The latest economic numbers show a continuation of very rapid growth along with very rapid inflation. Although growth and inflation will slow in the second half of the year, both are likely to remain higher than the consensus forecast.
The Week That Was
Friday’s report on spending and incomes in May shows the economy soared in the second quarter.
Wages and salaries were up at an annual rate of 20 percent from the first quarter, and up at a 9 percennt annual rate after inflation. Consumer spending was little changed in May from April, but was still up at an annual rate of 35 percent from the first quarter. The
data show both rapid growth and rapid inflation.
Markit surveys of business activity for early June provide the first hint of overall activity this month. The latest survey shows manufacturing up slightly, but service companies, at 65, are down five points from May. At 65, growth was still very rapid. It just wasn’t as rapid as in May.
New orders for durable goods soared in May, rising to 10 percent above their pre-Covid peak.
Orders ex-transportation and defense were down slightly from April but remained 21 percent above their pre-Covid peak in February of 2020.
Weekly initial claims for unemployment insurance have stabilized in the vicinity of 400,000. There has been no further downward move in the past four weeks.
Things to Come
This week’s reports include the ISM survey for manufacturing and the jobs report for June.
On Thursday, I expect the ISM survey of manufacturing companies to remain close to its
May reading in the low 60s. The Markit survey for June reported a reading of 62.6, up slightly from May. Manufacturing appears to be doing very well despite widely predicted shortages of workers and materials.
Weekly employment data for June were not very encouraging. Initial unemployment claims declined only slightly from early May to early June. Hence, I expect Friday’s report to show
private job gains closer to 200,000. This compares with an increase of almost 500,000 in May.
Stock prices moved sharply higher last week. The largest gains were in small cap ETFs, which were up by 4 percent to 5 percent.

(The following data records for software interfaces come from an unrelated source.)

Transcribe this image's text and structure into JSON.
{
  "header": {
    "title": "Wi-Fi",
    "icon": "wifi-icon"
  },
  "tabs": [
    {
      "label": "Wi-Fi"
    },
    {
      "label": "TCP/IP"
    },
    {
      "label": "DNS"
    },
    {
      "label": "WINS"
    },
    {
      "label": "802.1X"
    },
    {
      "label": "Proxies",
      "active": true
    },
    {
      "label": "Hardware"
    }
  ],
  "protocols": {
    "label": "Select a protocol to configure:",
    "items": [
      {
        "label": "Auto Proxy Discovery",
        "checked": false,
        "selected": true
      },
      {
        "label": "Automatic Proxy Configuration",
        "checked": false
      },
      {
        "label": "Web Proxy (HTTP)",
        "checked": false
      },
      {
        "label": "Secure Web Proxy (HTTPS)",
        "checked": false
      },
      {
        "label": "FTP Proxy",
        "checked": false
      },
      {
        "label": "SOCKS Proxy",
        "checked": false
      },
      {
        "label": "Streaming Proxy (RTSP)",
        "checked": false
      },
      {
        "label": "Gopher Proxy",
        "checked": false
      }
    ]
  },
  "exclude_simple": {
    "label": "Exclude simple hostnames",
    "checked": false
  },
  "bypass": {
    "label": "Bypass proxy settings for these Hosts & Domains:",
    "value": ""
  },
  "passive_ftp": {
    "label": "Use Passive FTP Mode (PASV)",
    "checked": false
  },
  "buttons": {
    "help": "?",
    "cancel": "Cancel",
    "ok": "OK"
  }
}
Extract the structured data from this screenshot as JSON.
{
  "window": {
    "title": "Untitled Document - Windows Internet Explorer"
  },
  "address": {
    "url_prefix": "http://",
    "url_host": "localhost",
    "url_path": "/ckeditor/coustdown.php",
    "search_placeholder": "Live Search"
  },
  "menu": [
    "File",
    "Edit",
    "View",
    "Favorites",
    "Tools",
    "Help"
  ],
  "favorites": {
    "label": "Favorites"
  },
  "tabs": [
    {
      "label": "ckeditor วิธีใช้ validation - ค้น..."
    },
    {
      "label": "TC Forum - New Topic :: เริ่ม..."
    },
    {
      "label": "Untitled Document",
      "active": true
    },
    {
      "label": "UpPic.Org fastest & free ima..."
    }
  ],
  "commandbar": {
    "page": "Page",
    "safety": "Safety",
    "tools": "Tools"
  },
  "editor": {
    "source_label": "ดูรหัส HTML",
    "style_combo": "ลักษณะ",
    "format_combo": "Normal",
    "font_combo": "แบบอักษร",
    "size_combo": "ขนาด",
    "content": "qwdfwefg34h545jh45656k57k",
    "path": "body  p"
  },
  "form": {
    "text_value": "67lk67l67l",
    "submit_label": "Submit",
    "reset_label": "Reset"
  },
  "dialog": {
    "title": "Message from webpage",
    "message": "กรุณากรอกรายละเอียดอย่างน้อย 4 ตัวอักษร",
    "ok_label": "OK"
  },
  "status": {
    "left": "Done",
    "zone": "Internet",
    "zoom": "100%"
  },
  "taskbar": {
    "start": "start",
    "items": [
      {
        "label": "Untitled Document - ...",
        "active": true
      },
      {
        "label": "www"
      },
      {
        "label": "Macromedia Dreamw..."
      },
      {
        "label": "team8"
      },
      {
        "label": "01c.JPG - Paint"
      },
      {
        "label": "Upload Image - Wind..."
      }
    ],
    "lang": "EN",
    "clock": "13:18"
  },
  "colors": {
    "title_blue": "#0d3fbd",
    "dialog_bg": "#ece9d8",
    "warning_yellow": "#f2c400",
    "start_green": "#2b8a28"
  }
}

The other leading indexes rose by 2 percent to 3 percent.
The increases restored positive technical trends for all indexes. With the S&P500 closing at 4266, it’s now 24 percent above its fundamental value.
The economy continued to provide good news. Early data for June show continued rapid growth. Also, a $1 trillion a year infrastructure bill moved closer to approval. So much government spending is a short-term positive but a longer-term negative. Let’s hope the remaining political hurdles will prevent more spending and debt.
Monetary policy remains expansive. The Fed is increasing the raw ingredients of money so rapidly that banks are leaving most of it with the Fed. When the Fed begins to taper (slow its purchases of securities), banks will have more than enough
reserves to accommodate growth.
Interest rates remain low. From a purely technical standpoint, the near-term trend for longer-term securities remains down. In contrast, the trend at the intermediate level is up. Artificially low long-term rates mean the Fed has convinced investors inflation will not be a problem. It will be.
History suggests the Fed won’t raise interest rates until it is too late and too little. At that point, rates will move sharply higher. For now, lower interest rates and rapid growth in money continue to provide a tailwind helping stocks.
Economic Fundamentals: positive
Stock Valuation: S&P500 overvalued by 24 percent
Monetary Policy: expansive